═══ Input data

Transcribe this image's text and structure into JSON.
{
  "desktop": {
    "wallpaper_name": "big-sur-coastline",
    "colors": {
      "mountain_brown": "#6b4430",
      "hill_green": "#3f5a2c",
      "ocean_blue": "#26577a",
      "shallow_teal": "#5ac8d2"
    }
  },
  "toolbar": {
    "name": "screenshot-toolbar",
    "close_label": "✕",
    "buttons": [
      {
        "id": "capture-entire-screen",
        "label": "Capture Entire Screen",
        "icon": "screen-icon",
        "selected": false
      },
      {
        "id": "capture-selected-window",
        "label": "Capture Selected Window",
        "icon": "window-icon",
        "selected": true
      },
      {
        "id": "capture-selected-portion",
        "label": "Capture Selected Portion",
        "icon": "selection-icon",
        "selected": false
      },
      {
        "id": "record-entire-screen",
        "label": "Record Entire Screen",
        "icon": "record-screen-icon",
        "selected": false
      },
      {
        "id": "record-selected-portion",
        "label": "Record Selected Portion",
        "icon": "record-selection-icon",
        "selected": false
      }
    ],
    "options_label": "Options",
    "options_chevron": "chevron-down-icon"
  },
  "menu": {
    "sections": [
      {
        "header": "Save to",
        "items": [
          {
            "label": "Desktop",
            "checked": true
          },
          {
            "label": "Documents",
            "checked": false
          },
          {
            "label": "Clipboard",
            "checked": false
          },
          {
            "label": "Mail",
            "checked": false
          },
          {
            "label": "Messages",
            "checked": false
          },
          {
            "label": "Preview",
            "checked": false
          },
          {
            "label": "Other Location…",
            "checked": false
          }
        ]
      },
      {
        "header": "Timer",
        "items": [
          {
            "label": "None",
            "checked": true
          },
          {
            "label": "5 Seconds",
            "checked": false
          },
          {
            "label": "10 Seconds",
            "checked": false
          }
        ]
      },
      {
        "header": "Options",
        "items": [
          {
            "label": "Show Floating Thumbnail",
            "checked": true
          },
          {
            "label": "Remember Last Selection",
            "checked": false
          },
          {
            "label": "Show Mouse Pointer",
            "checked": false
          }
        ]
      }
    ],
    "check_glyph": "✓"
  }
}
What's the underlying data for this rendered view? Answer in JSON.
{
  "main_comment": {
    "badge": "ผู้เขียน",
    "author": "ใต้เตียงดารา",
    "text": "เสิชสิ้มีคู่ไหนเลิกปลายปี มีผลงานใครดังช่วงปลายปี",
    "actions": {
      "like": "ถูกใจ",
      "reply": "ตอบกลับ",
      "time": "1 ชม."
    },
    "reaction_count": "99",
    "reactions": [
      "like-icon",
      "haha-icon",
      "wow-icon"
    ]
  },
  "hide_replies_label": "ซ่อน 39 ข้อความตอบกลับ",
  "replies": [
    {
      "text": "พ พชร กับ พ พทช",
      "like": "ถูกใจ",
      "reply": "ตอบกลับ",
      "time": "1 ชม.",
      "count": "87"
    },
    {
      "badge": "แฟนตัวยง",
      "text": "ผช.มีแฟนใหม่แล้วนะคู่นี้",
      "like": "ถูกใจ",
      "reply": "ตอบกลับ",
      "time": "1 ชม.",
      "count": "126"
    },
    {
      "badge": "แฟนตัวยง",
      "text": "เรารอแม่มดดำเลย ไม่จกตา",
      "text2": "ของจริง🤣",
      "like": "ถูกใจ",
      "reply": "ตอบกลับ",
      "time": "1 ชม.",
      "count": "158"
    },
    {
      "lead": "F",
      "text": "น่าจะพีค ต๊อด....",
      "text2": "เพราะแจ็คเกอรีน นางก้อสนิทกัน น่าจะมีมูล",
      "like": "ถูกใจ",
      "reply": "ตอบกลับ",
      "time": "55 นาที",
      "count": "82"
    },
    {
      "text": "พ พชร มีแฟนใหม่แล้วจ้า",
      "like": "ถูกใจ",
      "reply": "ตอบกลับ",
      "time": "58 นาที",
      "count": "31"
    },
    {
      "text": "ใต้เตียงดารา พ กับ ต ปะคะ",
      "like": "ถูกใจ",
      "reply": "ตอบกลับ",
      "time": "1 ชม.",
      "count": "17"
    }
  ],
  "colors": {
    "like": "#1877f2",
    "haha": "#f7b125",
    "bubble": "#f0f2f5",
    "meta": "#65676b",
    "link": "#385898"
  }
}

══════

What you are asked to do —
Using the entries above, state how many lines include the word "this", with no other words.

Worked solution —
2